Ok, then the bird should go in the box. Got it. Good thing, too, since the closet is quiet full of my clothes and skeletons.
There's hardly enough room for the skeletons, let alone hookers.
As many of you may know, I have a penchant for rescuing wounded things. Birds. Mammals. Men. One might assume that while driving around the country I would not have as much opportunity for rescuing wounded beings.
Sadly, no. Like moths to a flame, they seem to find me wherever I am on the planet.
They may leave for a brief period to temp the fate of being eaten by a hawk or to join the circus. And when I say one left to join the circus, believe it or not I am NOT referring to one of the rescued animals. One now-ex-boyfriend actually left for a brief period with the intention of joining the circus.
I couldn’t make this stuff up if I tried.
If you don’t share this story, zombies will get you. (Just a . . . → But wait, there’s more! : Put the hooker in the box, and the bird in the closet.
The Ocean-to-Ocean Bridge was the only way to go coast to coast back in the day.
The Ocean-to-Ocean Highway Bridge has spanned the Colorado River in Yuma, Arizona since 1915. If you were heading from coast to coast at that time, the Ocean-to-Ocean Bridge was the only place to cross the river, and it meant going miles out of your way to do so.
It lights up at night. You'll have to take my word for it because this picture is as good as it gets on this blog.
And that, my dear Kernutties, is your history lesson for the day. Never say I didn’t teach you anything. Notice I didn’t say “important”. Useless trivia is my specialty.
Shake Your Dates
Since my first trip to Slab City, California this past winter, all I heard was that I had to have a date shake.
“What’s a ‘date shake”‘, I asked. “Is that a shake you share with a date? What if I don’t have a date, can I get one on the side?”
Yeah, I know. Sometimes I’m the only one laughing.
It comes with ice cream. Ok, good enough!
If you don’t share this story, zombies will get you. (Just a . . . → But wait, there’s more! : From the Ocean-to-Ocean Bridge to the Bridge to Nowhere, and shaking your dates in between.
For the first time in my adventures, I’m about to tell you of an “attraction” I will never again go to. Nope, it’s not Mexico.
Not far from the border of Mexico, is the small town of Felicity, California, the self-proclaimed “Center of the World”.
The Center of the World?
After a long road trip to get there, my rig/house guest (who has long since returned to their day job) went in and asked to use the bathroom only to be told by the non-too-pleasant greeter it would cost three dollars. The owner, with whom I had a separate conversation, quoted me five dollars – with a similarly unfriendly demeanor. Our experience was unpleasant, to say the least.

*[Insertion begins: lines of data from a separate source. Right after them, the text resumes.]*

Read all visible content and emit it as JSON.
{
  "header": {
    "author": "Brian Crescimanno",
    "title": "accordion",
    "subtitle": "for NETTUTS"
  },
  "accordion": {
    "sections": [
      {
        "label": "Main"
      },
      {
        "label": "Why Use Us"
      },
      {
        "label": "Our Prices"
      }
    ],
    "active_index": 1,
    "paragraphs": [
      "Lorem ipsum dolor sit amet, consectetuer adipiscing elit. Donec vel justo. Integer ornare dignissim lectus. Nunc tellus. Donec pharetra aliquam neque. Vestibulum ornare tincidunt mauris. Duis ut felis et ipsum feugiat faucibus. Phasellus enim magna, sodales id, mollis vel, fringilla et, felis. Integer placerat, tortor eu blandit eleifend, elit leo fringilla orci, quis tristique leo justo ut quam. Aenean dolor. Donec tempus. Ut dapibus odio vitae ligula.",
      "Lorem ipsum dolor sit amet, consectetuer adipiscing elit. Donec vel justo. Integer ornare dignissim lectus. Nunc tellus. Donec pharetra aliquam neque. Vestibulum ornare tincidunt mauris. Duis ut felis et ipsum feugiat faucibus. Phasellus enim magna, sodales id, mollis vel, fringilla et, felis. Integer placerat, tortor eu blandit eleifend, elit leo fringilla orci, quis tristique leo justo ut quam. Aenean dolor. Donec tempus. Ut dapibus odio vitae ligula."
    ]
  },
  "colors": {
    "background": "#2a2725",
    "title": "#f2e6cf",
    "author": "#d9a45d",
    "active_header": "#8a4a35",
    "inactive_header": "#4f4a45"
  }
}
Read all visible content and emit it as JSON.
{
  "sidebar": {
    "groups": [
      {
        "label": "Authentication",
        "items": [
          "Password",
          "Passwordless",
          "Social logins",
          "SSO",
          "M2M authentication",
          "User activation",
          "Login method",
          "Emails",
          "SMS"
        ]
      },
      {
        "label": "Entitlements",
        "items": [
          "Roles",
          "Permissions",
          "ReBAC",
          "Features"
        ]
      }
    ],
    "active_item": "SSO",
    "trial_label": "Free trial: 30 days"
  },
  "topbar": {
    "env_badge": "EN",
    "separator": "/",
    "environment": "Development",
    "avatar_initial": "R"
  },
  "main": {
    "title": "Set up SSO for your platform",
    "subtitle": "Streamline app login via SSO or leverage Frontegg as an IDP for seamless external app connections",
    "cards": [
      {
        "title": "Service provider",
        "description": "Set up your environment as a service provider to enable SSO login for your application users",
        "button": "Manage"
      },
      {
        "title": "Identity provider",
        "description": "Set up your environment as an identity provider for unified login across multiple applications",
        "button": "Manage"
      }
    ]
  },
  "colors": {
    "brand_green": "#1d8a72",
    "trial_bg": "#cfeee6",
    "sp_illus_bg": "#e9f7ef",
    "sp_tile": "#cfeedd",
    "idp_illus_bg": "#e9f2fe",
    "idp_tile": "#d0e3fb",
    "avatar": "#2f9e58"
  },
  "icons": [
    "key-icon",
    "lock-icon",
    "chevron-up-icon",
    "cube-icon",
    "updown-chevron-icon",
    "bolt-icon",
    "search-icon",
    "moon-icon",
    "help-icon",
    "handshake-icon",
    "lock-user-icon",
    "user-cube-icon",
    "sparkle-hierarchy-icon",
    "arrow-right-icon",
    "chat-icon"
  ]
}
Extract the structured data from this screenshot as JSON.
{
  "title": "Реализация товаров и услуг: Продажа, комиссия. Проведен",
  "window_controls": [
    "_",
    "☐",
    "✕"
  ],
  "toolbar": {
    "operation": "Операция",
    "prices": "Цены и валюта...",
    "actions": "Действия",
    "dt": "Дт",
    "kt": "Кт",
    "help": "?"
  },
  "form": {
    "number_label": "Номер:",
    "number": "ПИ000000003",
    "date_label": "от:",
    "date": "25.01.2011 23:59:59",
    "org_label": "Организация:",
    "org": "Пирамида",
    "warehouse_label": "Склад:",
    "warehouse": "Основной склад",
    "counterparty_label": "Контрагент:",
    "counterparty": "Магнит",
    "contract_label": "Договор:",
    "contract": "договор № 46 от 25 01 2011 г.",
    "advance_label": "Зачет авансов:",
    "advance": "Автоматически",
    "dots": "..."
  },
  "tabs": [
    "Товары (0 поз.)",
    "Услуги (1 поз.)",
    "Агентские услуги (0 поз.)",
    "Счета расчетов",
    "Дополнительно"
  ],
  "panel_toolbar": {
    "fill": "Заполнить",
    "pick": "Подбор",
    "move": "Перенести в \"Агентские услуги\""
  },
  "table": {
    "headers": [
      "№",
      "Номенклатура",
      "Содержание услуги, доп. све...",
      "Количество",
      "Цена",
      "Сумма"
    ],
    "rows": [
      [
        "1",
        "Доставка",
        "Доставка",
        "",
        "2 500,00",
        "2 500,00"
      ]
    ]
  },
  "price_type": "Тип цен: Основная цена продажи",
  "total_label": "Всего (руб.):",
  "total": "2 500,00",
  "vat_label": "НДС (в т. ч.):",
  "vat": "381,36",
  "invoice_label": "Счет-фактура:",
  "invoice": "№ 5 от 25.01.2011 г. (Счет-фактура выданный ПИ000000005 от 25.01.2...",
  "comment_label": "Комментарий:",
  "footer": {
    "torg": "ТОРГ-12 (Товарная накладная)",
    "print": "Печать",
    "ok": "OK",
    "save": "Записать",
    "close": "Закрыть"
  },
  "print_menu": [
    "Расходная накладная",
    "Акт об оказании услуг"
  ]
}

Skip this “attraction” – we did. My poor friend really had to pee, but we felt it wasn’t worth prolonging and compounding the bad experience we’d already been given by being charged for it.
All you need to know is EVERYWHERE is the true Center of the World. Wherever you are at any given moment, even right now while reading this post, you are on the center of the world.
Two Blondes in Mexico
If you don’t share this story, zombies will get you. (Just a . . . → But wait, there’s more! : The Center of the World, and two blondes in Mexico.
There's a magazine about this?
I’m fascinated by linguistics, especially the colloquialisms specific to a certain region. We all have them, and those little words can give an indication of where you grew up, or lived for many years.
Also when you grew up.
A friend is visiting from Minnesota. He’s never been to California so I’m showing him the sights. The other day I used the word ‘dude’ when relaying some meaningless important story to him.
Yes, maybe I’m a hopelessly outdated Californian, but that’s not the point.
He’s been here three weeks and I’m the first person who’s said ‘dude’ to him. WTF?
If you don’t share this story, zombies will get you. (Just a . . . → But wait, there’s more! : We Say ‘Dude’ In These Here Parts